ASSIGNMENT:
Every line in the records below with the string "count" is to be copied out.

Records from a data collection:
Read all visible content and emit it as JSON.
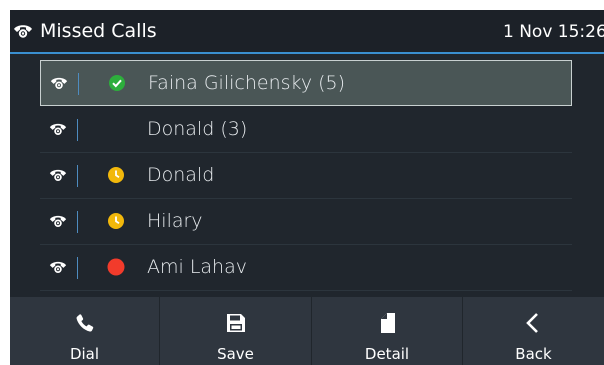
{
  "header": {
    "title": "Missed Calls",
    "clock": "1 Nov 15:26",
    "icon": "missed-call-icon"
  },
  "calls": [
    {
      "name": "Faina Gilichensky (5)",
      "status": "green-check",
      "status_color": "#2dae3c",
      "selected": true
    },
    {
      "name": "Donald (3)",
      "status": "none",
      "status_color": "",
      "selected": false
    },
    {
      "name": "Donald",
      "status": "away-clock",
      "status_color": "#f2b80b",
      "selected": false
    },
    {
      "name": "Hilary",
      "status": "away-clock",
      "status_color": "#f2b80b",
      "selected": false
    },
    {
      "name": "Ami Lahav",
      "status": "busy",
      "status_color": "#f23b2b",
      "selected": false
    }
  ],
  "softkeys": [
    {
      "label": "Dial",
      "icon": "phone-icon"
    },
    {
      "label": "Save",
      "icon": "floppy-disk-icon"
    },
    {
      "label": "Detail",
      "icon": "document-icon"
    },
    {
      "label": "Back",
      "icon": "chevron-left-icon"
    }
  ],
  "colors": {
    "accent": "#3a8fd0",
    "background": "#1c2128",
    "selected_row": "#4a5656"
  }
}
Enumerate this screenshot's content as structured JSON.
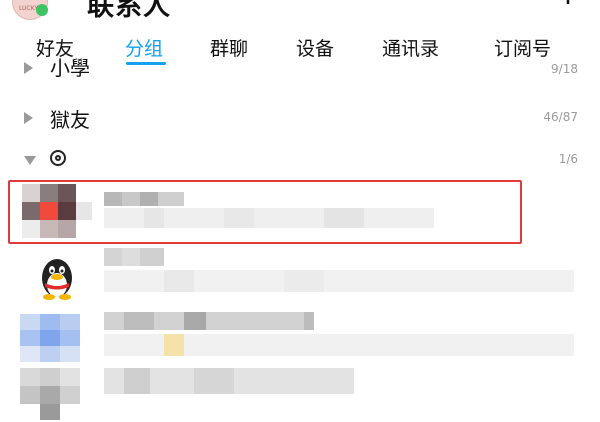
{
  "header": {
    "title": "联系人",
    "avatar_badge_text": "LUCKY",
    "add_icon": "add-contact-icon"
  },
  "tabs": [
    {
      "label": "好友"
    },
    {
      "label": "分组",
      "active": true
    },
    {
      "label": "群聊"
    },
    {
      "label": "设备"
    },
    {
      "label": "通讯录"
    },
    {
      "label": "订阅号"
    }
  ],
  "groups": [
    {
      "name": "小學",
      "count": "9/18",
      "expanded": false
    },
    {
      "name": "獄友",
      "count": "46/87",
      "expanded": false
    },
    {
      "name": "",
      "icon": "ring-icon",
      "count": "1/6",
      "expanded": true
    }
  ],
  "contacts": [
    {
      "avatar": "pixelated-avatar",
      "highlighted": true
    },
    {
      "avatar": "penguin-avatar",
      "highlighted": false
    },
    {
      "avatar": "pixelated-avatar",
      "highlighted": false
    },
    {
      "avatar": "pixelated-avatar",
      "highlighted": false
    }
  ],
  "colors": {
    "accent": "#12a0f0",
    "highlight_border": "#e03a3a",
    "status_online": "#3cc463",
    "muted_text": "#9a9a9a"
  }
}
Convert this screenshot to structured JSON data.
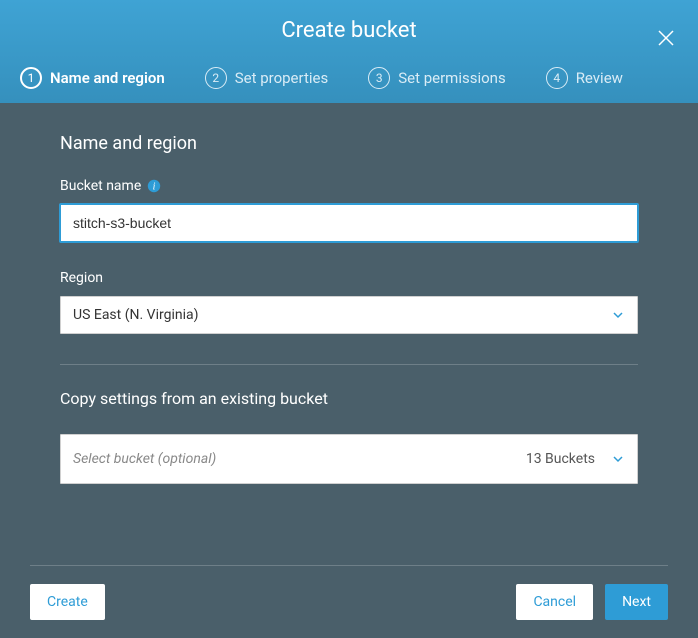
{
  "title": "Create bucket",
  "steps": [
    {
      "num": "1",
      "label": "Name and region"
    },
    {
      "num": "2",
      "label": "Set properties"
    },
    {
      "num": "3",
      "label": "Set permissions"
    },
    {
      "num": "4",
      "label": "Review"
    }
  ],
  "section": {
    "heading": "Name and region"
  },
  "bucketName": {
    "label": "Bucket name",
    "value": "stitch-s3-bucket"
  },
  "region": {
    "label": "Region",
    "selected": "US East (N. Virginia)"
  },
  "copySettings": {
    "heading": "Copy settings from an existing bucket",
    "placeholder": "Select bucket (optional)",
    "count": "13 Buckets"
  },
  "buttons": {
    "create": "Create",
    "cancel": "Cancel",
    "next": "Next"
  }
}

RESPONSE TO THIS TASK:
      "count": "9/18",
      "count": "46/87",
      "count": "1/6",
    "count": "13 Buckets"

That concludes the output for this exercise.